What to do when NFL teams lose (a lot)
This weekend marked the opening of the NFL season and I am reminded by the shortcomings in the Tampa Bay Buccaneers. I see a lot of brand marketing for the Bucs around the Bay Area – especially because my commute for the past five and a half years has included driving past the stadium twice daily. I see the billboards, I see the bright lights, I see the empty seats. And then not much changes on gameday regarding empty seats.
One of the greatest issues facing Bucs attendance is the fact that the stadium is outdoors (or rather, not domed or climate-controlled). As a result, the games are often played in the sweltering heat. The 2019-20 home opener versus the 49ers was no exception. The heat index was well over 100 degrees Farenheight at kick-off (not that it cooled down as the game progressed, either). What self-respecting person wants to sit in that weather, also likely under direct sun, and watch the home team lose while eating crappy, over priced food?
There is probably no affordable solution to this issue. It is a result of poor city planning. The heat continues well into winter in Tampa, with few games likely to be played in weather below 80 degrees. Tampa Bay is also known as the lightning capital of the world, so there is also a rain and lightning issue that affects games from time to time, especially in September.
Tampa’s published attendance is typically averaging in the bottom five among all NFL teams at around 60,000. However, there are several thousand seats unfilled every game and tickets can be had for $20-$40 for every home game with a few exceptions like when the Patriots or Giants come to town. I would opine that the average number of people through the gates is typically about 30,000 to 50,000 – far less than the published figures.
My suggestion is that the Bucs should not charge for tickets, for starters – especially on days they lose. On the way out, you can trade your losing ticket in for a new ticket for the next home game. Give the season ticket holders credits for food or additional games.
Next, charge just $1 for a hotdog, small soda, small beer, popcorn, peanuts, etc., until they win a home game. Then double the price to $2 after a win. Or, give ever one who purchases a ticket, $20-$40 in “face value” food vouchers.

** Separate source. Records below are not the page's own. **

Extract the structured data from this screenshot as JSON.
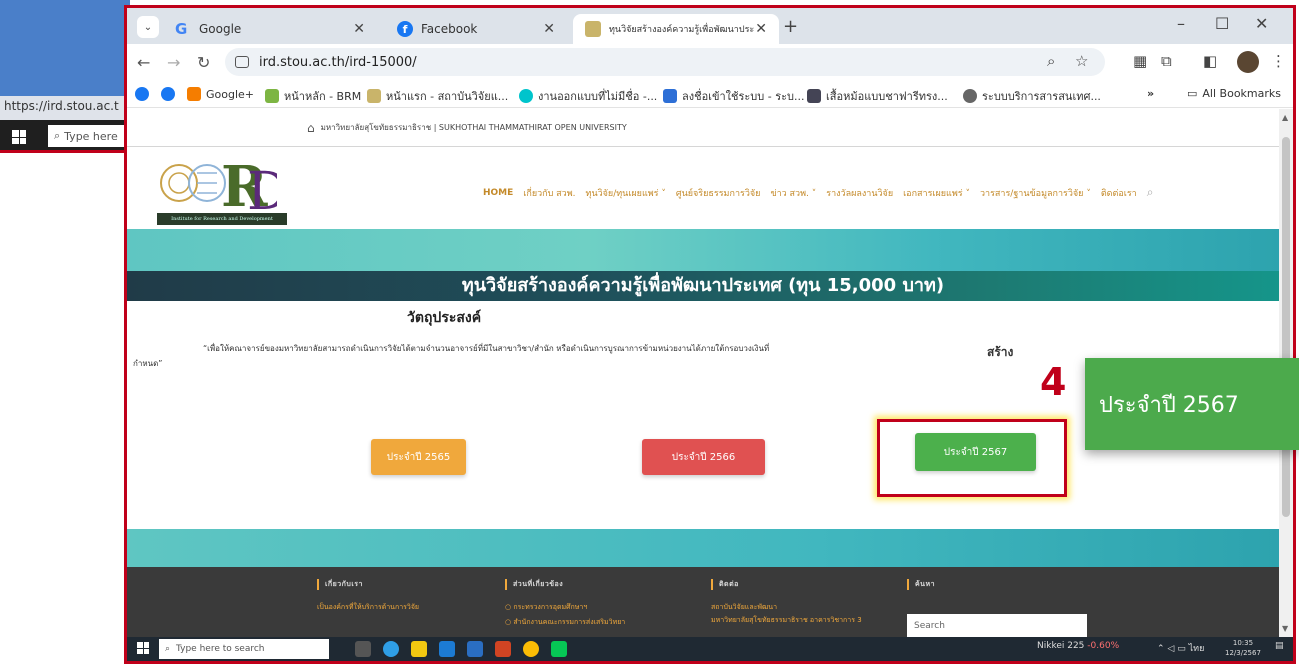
{
  "background": {
    "status_url": "https://ird.stou.ac.t",
    "search_placeholder": "Type here"
  },
  "browser": {
    "tabs": [
      {
        "title": "Google",
        "icon": "google-icon"
      },
      {
        "title": "Facebook",
        "icon": "facebook-icon"
      },
      {
        "title": "ทุนวิจัยสร้างองค์ความรู้เพื่อพัฒนาประ",
        "icon": "ird-favicon",
        "active": true
      }
    ],
    "url": "ird.stou.ac.th/ird-15000/",
    "bookmarks": [
      {
        "label": "",
        "icon": "facebook-icon"
      },
      {
        "label": "",
        "icon": "facebook-icon"
      },
      {
        "label": "Google+",
        "icon": "blogger-icon"
      },
      {
        "label": "หน้าหลัก - BRM",
        "icon": "brm-icon"
      },
      {
        "label": "หน้าแรก - สถาบันวิจัยแ...",
        "icon": "ird-icon"
      },
      {
        "label": "งานออกแบบที่ไม่มีชื่อ -...",
        "icon": "canva-icon"
      },
      {
        "label": "ลงชื่อเข้าใช้ระบบ - ระบ...",
        "icon": "login-icon"
      },
      {
        "label": "เสื้อหม้อแบบชาฟารีทรง...",
        "icon": "image-icon"
      },
      {
        "label": "ระบบบริการสารสนเทศ...",
        "icon": "globe-icon"
      }
    ],
    "all_bookmarks": "All Bookmarks"
  },
  "site": {
    "university": "มหาวิทยาลัยสุโขทัยธรรมาธิราช | SUKHOTHAI THAMMATHIRAT OPEN UNIVERSITY",
    "logo_caption": "Institute for Research and Development",
    "nav": [
      "HOME",
      "เกี่ยวกับ สวพ.",
      "ทุนวิจัย/ทุนเผยแพร่ ˅",
      "ศูนย์จริยธรรมการวิจัย",
      "ข่าว สวพ. ˅",
      "รางวัลผลงานวิจัย",
      "เอกสารเผยแพร่ ˅",
      "วารสาร/ฐานข้อมูลการวิจัย ˅",
      "ติดต่อเรา"
    ],
    "page_title": "ทุนวิจัยสร้างองค์ความรู้เพื่อพัฒนาประเทศ (ทุน 15,000 บาท)",
    "objective_title": "วัตถุประสงค์",
    "objective_text": "“เพื่อให้คณาจารย์ของมหาวิทยาลัยสามารถดำเนินการวิจัยได้ตามจำนวนอาจารย์ที่มีในสาขาวิชา/สำนัก หรือดำเนินการบูรณาการข้ามหน่วยงานได้ภายใต้กรอบวงเงินที่กำหนด”",
    "right_heading": "สร้าง",
    "buttons": [
      "ประจำปี 2565",
      "ประจำปี 2566",
      "ประจำปี 2567"
    ],
    "footer": {
      "cols": [
        {
          "head": "เกี่ยวกับเรา",
          "links": [
            "เป็นองค์กรที่ให้บริการด้านการวิจัย"
          ]
        },
        {
          "head": "ส่วนที่เกี่ยวข้อง",
          "links": [
            "○  กระทรวงการอุดมศึกษาฯ",
            "○  สำนักงานคณะกรรมการส่งเสริมวิทยา"
          ]
        },
        {
          "head": "ติดต่อ",
          "links": [
            "สถาบันวิจัยและพัฒนา",
            "มหาวิทยาลัยสุโขทัยธรรมาธิราช อาคารวิชาการ 3"
          ]
        },
        {
          "head": "ค้นหา",
          "links": []
        }
      ],
      "search_placeholder": "Search"
    }
  },
  "taskbar": {
    "search_placeholder": "Type here to search",
    "nikkei": "Nikkei 225",
    "nikkei_change": "-0.60%",
    "lang": "ไทย",
    "time": "10:35",
    "date": "12/3/2567"
  },
  "callout": {
    "step": "4",
    "label": "ประจำปี 2567"
  },
  "colors": {
    "highlight_red": "#c0001a",
    "btn_orange": "#f0a83c",
    "btn_red": "#e05151",
    "btn_green": "#4cb04c"
  }
}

It’s time to start rewarding people for attending these games. It is also time that the Buccs work harder at winning – both on the field against opponents, and off the field, with fans.